It's been a rather tasty week for Team Sky after a
leaked 2012 Tour route revealed more time trials and flat stages than recent
years. But will it be enough to keep both Bradley Wiggins and new arrival Mark
Yes, the close season's worst-kept secret was finally
confirmed this week: world champion Cavendish will ride alongside Dave
Brailsford's men next season - much like he did in the streets of Copenhagen a
fortnight ago. Joining the Manx Missile is Teutonic lead-out chum Bernie Eisel,
making it a picture perfect double swoop.
With Cav and Sky's (previous?) team leader Wiggins now
back on good terms and singing from the same hymn sheet (Be Thou My Vision?),
it looks like the British-based team could have quite a harmonious assault on
honours across the board next season.
Throw in the likes of Edvald Boasson Hagen, Geraint
Thomas and new recruit Richie Porte, and you have quite a roster.
The Tour will be thrilling - especially with the
London 2012 Olympic sub-plot.
If the leak is to be believed, there will be two time
trials and a prologue next July - that's a total of 90km racing against the
clock. Talk about p****** on the parade that is the new LeopardShack mega conglomerate:
it's going to take more than Johan Bruyneel and a few hours in the wind-tunnel
to make Andy Schleck a serious Tour contender - especially in light of the
apparent considerable reduction of mountain stages in the next Grande Boucle.
The route became viewable on the Tour's official
website after a pre-prepared link was erroneously activated - in all likelihood
by some poor work experience chap (the godson of Christian Prudhomme, perhaps)
who was overly eager to impress.
Of course, it's yet to be confirmed - and the official
release date of 18 October may still allow for some last-minute rethinks - but
as it is, it looks a rather peculiar route.
Besides the opening and closing towns (Liege and
Paris) and a few of the usual suspects (such as Pau and Besancon), the 40-odd
start and finish towns hardly jump off the page.
Perhaps we'll still see some brutal climbs included in
some of the stages, but as it is, even Tony Martin will be rubbing his hands
with glee: not only is he in line to win three stages, the soon-to-be
QuickStepper could well find himself a GC man...
Perhaps Martin will even lead the race from start to
finish - much like he did at last week's Tour of Beijing, where he won the
opening prologue before managing to survive the Chinese smog for five days and
take the spoils (which did or did not include a whole year's worth of special
It was an odd race, the inaugural Tour of Beijing. One
thing is for sure: the Chinese are definitely rather proud of their Bird's Nest

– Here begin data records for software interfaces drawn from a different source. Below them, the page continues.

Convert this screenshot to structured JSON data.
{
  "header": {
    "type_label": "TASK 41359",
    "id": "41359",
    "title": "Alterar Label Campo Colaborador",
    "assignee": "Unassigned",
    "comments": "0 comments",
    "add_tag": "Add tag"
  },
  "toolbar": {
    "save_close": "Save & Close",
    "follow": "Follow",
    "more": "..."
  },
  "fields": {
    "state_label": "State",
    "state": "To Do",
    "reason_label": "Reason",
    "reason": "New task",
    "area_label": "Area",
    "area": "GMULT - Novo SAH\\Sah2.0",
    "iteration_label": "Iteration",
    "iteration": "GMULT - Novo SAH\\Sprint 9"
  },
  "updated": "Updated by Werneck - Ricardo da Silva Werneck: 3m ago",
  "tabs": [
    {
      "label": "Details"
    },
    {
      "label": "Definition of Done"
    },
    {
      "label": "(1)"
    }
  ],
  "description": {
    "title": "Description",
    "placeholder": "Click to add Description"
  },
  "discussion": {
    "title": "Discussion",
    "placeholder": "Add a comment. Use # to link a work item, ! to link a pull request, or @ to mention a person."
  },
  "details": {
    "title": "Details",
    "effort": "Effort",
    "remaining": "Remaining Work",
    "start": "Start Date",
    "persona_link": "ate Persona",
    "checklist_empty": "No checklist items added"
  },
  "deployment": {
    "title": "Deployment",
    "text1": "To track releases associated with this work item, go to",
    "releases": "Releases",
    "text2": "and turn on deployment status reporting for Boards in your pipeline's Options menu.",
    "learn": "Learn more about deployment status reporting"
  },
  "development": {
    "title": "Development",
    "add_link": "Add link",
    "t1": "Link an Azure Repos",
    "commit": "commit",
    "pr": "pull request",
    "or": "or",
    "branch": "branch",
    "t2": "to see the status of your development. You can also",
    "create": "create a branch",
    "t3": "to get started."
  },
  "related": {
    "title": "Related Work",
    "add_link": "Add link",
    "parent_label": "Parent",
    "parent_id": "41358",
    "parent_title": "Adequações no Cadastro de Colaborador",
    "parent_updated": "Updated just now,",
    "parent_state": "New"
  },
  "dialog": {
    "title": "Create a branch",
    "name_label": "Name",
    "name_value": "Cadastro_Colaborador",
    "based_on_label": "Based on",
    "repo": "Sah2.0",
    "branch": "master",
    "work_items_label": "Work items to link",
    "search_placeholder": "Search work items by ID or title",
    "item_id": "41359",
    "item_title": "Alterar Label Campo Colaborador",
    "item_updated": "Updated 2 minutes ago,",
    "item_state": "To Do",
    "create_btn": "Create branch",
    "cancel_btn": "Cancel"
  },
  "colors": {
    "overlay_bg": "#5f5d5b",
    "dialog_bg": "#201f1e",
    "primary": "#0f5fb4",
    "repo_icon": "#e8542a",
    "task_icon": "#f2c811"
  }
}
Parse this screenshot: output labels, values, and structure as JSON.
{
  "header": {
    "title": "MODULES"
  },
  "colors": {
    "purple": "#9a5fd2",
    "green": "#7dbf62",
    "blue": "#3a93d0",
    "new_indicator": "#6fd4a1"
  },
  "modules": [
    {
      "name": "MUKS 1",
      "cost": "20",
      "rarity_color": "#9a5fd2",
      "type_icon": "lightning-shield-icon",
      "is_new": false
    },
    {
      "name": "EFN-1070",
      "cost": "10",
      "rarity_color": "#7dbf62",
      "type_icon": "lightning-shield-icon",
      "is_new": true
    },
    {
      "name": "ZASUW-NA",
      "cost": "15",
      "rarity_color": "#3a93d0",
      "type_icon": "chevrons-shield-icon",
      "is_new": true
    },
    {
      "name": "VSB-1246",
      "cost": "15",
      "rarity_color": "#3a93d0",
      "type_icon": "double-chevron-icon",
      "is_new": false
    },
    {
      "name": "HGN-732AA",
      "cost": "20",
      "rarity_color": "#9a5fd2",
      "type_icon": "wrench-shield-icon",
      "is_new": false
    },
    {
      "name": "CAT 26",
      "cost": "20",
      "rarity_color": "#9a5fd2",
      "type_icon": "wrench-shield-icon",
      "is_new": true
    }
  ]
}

Olympic Stadium, for the race passed by on three separate occasions.
There was also a first for cycling when one rider was
knocked off his bike by a billboard blown in his path by the blades of a
low-flying television helicopter. Laurent Fignon would be turning in his grave.
The final stage in Beijing was won by Russia's Denis
Galimzyanov. The young Katusha sprinter is having a fine end to the season.
We'll hear a lot about him in the future - along with the likes of Daniel Oss,
Marcel Kittel, Davide Appollonio and Peter Sagan. Indeed, it's really time for
the McEwens and Freires of the peloton to step aside and do what Erik Zabel did
perhaps two seasons too late.
But the young bucks will still struggle to find the
powers to beat Cavendish in one of the Tour's bunch sprints. Wearing the
rainbow jersey and at home with many of his British team-mates, Cav will be a
safe bet to retain his green jersey in July.
It remains to be seen how - or even if - him and
Wiggins can fit into the same Grand Tour team, but it's going to be an
interesting soap opera to follow. It's much like the first years of Manchester
City's renaissance in the Premier League: the signings have been made, now it's
a question of finding the right mix and getting it to gel.
As for the 2012 Tour's final Paris podium - whether
it's the leaked route or another - we still have no idea whether or not Alberto
Contador will be there. If he is, you'd imagine he'd be better prepared than
Provided Bertie sits out the Giro, plus avoids get
carpeted by some irate Russian with a suspect hair-do, the Spaniard should
enter the race as firm favourite.
After all, at this rate it's not as if CAS are going
to actually have Contador's hearing before the riders take to the streets of
Liege, is it?